Being stingy isn’t all about money, it is about time too.
Everyone has a co-worker friend who complains about the amount of work they are taking home every night but they spend 3 hours socializing and surfing the internet every day. If that is you – stop it.
Either way, be purposeful with your time. While yes money is important and needed in just about every life scenario, time is even more important. Time is the only thing we can’t control – it just keeps moving.
However, we can control our daily habits, routines and actions so that we are making sure we focus on priorities. Remember to always place a priority on things that actually matter such as your spouse, kids, family and friends. The urgent email from work on Saturday can wait, be stingy with your time.
Choices is Why You Should Live Stingy
Be honest, would you rather go to work tomorrow or on a trip to your favorite place in the world?
What if I told you that last year had you just eaten out half the time, cut your grocery bill in half, and cut a few subscriptions you could have anywhere from $1,000-$3,000+ to take that trip tomorrow…
Would that be worth the trade-off?
Living stingy teaches you how to put the main thing first, and keep it the main thing.
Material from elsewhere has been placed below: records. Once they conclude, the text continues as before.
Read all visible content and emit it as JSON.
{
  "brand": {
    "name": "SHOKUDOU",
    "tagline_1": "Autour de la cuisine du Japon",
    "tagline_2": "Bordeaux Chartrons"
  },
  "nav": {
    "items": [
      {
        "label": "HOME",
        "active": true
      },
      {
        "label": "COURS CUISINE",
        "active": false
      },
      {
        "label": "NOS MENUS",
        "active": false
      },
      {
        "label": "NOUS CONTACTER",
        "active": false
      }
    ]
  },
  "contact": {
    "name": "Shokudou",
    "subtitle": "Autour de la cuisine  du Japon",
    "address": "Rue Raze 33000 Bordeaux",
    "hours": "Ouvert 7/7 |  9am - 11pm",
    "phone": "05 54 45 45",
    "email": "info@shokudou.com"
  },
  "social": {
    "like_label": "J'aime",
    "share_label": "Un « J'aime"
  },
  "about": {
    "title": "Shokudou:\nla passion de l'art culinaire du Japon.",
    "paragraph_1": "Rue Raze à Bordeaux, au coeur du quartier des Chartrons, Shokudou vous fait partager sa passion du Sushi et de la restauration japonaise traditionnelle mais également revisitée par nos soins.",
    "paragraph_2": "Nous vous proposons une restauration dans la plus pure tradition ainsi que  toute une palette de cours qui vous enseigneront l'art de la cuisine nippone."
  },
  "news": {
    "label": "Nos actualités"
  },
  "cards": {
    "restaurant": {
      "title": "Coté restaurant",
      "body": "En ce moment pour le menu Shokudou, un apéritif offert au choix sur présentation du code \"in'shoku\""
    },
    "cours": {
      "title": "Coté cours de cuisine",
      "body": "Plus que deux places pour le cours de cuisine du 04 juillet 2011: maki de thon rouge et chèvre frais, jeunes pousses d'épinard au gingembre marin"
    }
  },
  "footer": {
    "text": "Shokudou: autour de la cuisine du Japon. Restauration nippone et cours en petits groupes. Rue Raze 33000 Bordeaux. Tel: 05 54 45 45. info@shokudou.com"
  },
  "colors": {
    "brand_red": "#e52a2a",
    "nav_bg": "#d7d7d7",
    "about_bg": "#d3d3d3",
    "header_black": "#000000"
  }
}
Maybe because you live stingy you are able to pay off your student loans or start college savings account for your kids.
Or maybe you want to travel somewhere awesome like Europe for a few weeks but you never seem to have enough money.
Either way that little purchase here and there combined with not living stingy makes doing the things we really want to do that much harder. The concept of being frugal is very simple:
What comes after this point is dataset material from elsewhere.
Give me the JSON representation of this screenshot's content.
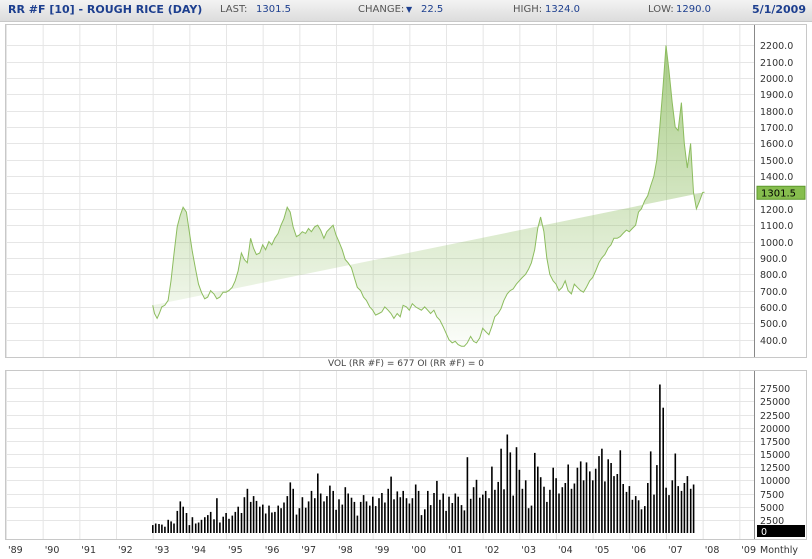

Place more value on things you truly desire and less value on things that don’t really matter.
Case in point, let’s say your goal is to one day own a lake home. If your goal is to own a lake home and that is what really matters to you because you can take your family and friends there on the weekends then you might have to give up some things to do so.
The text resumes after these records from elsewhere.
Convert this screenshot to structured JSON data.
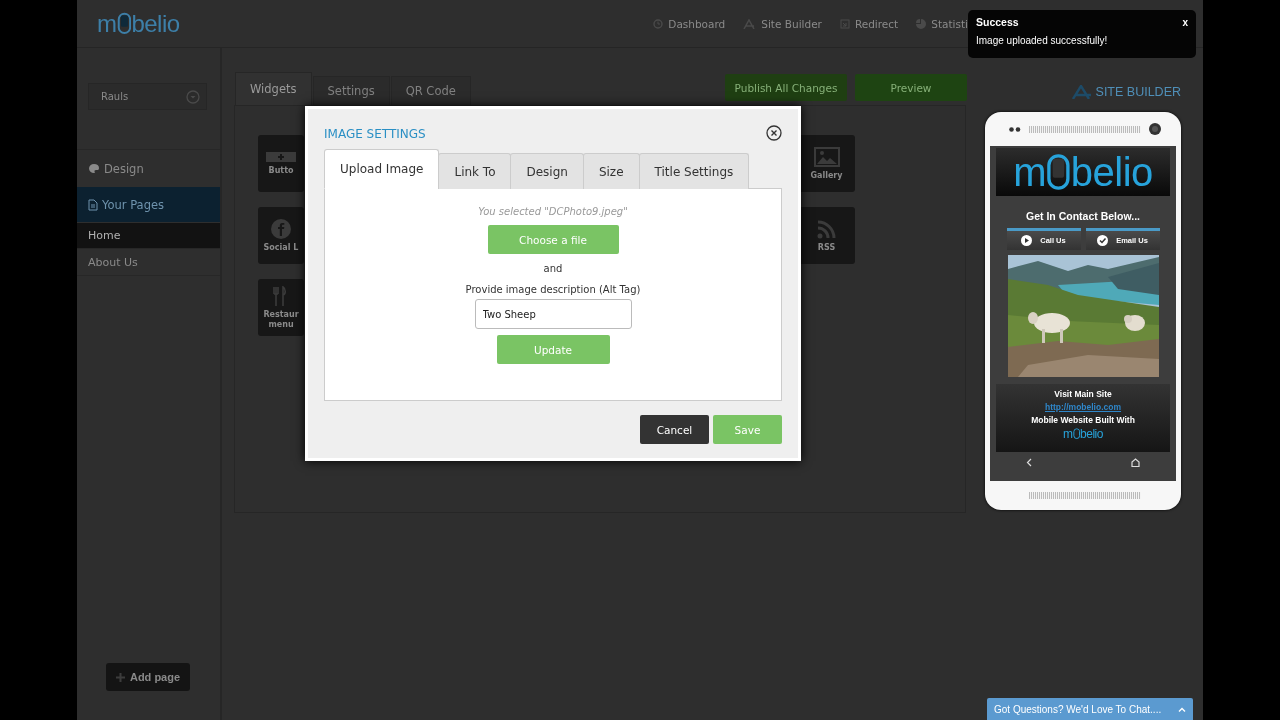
{
  "header": {
    "logo": [
      "m",
      "belio"
    ],
    "nav": [
      {
        "label": "Dashboard",
        "kind": "dashboard"
      },
      {
        "label": "Site Builder",
        "kind": "builder"
      },
      {
        "label": "Redirect",
        "kind": "redirect"
      },
      {
        "label": "Statisti",
        "kind": "stats"
      }
    ]
  },
  "sidebar": {
    "site_select": "Rauls",
    "menu": [
      {
        "label": "Design",
        "kind": "design",
        "selected": false
      },
      {
        "label": "Your Pages",
        "kind": "pages",
        "selected": true
      }
    ],
    "pages": [
      {
        "label": "Home",
        "selected": true
      },
      {
        "label": "About Us",
        "selected": false
      }
    ],
    "add_button": "Add page"
  },
  "editor": {
    "tabs": [
      {
        "label": "Widgets",
        "selected": true
      },
      {
        "label": "Settings",
        "selected": false
      },
      {
        "label": "QR Code",
        "selected": false
      }
    ],
    "actions": [
      "Publish All Changes",
      "Preview"
    ],
    "widgets_left": [
      {
        "label": "Butto",
        "kind": "button"
      },
      {
        "label": "Social L",
        "kind": "social"
      },
      {
        "label": "Restaur menu",
        "kind": "restaurant"
      }
    ],
    "widgets_right": [
      {
        "label": "Gallery",
        "kind": "gallery"
      },
      {
        "label": "RSS",
        "kind": "rss"
      }
    ]
  },
  "site_builder": {
    "label": "SITE BUILDER"
  },
  "phone": {
    "logo": [
      "m",
      "belio"
    ],
    "heading": "Get In Contact Below...",
    "buttons": [
      {
        "label": "Call Us",
        "kind": "call"
      },
      {
        "label": "Email Us",
        "kind": "email"
      }
    ],
    "image": {
      "kind": "picture"
    },
    "visit": "Visit Main Site",
    "link": "http://mobelio.com",
    "built_with": "Mobile Website Built With",
    "footer_logo": [
      "m",
      "belio"
    ]
  },
  "dialog": {
    "title": "IMAGE SETTINGS",
    "tabs": [
      {
        "label": "Upload Image",
        "selected": true
      },
      {
        "label": "Link To",
        "selected": false
      },
      {
        "label": "Design",
        "selected": false
      },
      {
        "label": "Size",
        "selected": false
      },
      {
        "label": "Title Settings",
        "selected": false
      }
    ],
    "selected_file": "You selected \"DCPhoto9.jpeg\"",
    "choose_button": "Choose a file",
    "and": "and",
    "alt_label": "Provide image description (Alt Tag)",
    "alt_value": "Two Sheep",
    "update_button": "Update",
    "cancel_button": "Cancel",
    "save_button": "Save"
  },
  "toast": {
    "title": "Success",
    "close": "x",
    "message": "Image uploaded successfully!"
  },
  "chat": {
    "label": "Got Questions? We'd Love To Chat...."
  }
}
You might have to live stingily and delay gratification in order to make the lake home a reality. But if you don’t live stingy – it might not ever happen.
My Take: Why You Should Live Stingy
To add in my text : Paycheck, Extra money, Frugal living, Frugal living tips, A lot of money
I recently wrote about my dog’s chocolate consumption fiasco and why you should always have an emergency fund because three years ago we made the choice to live stingy with our money.
That decision allowed us to make another decision – to save our dog and spend the money we needed to do so at the vet to keep her alive. We didn’t have to throw it on a credit card or choose the other option that we were presented with.
Living stingy allows you to have choices on what really matters. What it doesn’t mean is you live like a hermit crab and never spend money or enjoy life (Unless that’s what makes you happy).
Being purposeful with your money means you make decisions to spend money on what makes you happy – not on what might make you emotionally satisfied in the moment or worse what you think might impress others.
Just because a family member says you’re tight with your money doesn’t mean you go buy a new car to impress them. No, you stick to your plans and you remember the financial goals you set for yourself.
Living stingy can be really easy when you follow the steps above and make sure to live by these last two mantras:
Question: What is one living stingy tip you can add to the list? Comment below!
Josh writes about ways to make money, pay off debt, and improve yourself. After paying off $300,000 in student loans with his wife in less than five years, Josh started Money Life Wax and has been featured on Forbes, Business Insider, Huffington Post, and many more! In addition to being a life-long entrepreneur, Josh and his wife enjoy spending time with their newborn son, their chocolate lab named Morgan, working out, being outside, traveling, and helping others with their finances! In case you were wondering, Josh uses Personal Capital to track his net worth and his first investment account ever was an Acorns account 😎